Japanese leaders dispute 'Rape of Nanking' death toll
Nariaki Nakayama, head of the group created to study World War II historical issues and education, said documents from the Japanese government's archives indicated some 20,000 people were killed about one-tenth of the more commonly cited figure of from 150,000-200,000 in the 1937 attack. China says as many as 300,000 people were killed.
"We conclude that the death toll in the Nanking advance was nothing more or less than the death toll that would be expected in a normal battle," Nakayama told a news conference.
He said the study, which was initiated in part because this year marks the 70th anniversary of the slaughter, determined was no violation of international law.
"We have no intention to fan the problem over the interpretation of wartime history between the two countries, but we want to achieve justice," he said. "We cannot ignore propaganda trying to portray the Japanese as brutal people, so we decided to examine primary documents to restore the honor of the Japanese people."
Nakayama distributed to the news conference a document submitted in 1938 by China's Nationalist government to the League of Nations, the forerunner to the United Nations, calling for Japan to be denounced for killing 20,000 people in the attack...
comments powered by Disqus
- Stanford historian uncovers the dark roots of humanitarianism
- Historian hailed for offering a history of the culture wars
- Scholars to set the West straight about "Apocalyptic Hopes, Millennial Dreams and Global Jihad"
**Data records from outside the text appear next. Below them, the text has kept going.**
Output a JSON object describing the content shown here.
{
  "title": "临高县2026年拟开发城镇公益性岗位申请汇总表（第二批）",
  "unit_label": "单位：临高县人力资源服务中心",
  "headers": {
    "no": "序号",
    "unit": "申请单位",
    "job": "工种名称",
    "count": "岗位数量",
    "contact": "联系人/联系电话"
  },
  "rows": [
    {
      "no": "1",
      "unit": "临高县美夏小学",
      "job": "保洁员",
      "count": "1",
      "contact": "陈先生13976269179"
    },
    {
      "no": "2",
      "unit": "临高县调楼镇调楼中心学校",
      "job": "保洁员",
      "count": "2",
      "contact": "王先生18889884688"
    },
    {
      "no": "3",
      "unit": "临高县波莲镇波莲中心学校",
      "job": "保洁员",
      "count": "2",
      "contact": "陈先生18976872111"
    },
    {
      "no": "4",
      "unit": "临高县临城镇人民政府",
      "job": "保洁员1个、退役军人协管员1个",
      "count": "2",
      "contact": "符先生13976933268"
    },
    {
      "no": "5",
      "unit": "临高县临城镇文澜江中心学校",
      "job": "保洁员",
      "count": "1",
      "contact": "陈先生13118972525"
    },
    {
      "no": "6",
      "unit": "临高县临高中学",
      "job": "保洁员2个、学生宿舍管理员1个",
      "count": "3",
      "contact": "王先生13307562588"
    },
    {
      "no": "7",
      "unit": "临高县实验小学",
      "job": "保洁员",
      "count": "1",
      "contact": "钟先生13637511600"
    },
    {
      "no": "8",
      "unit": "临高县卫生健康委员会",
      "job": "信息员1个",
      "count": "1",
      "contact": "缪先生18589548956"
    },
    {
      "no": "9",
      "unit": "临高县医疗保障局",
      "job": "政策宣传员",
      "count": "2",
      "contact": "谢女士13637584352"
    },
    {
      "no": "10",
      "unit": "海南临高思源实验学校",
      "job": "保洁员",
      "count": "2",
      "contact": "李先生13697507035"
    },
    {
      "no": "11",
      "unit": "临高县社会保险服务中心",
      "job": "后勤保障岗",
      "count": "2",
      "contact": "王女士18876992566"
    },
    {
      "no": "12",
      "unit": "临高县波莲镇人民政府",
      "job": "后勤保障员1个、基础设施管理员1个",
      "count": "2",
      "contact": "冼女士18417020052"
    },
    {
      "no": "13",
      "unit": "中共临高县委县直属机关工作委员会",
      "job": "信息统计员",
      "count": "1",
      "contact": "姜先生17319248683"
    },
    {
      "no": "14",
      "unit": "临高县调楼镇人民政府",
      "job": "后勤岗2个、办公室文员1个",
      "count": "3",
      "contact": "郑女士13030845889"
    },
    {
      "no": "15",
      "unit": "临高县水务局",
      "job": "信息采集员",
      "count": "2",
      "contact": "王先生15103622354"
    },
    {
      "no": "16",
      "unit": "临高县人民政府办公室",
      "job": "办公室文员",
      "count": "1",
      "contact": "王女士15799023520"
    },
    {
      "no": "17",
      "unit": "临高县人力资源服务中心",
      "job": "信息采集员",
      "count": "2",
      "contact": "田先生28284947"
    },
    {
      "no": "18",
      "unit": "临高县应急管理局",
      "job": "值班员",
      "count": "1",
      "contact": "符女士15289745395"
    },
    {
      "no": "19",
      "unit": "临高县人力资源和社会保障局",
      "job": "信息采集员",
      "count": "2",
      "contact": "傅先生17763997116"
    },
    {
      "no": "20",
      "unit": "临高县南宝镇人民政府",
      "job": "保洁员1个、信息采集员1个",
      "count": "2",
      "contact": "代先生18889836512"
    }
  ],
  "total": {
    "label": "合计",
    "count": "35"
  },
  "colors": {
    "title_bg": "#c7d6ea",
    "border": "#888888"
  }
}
- Why Eugene Genovese’s 2 sentences about Vietnam went viral in 1965
- Historians named to the 2015 class of the American Academy of Arts and Sciences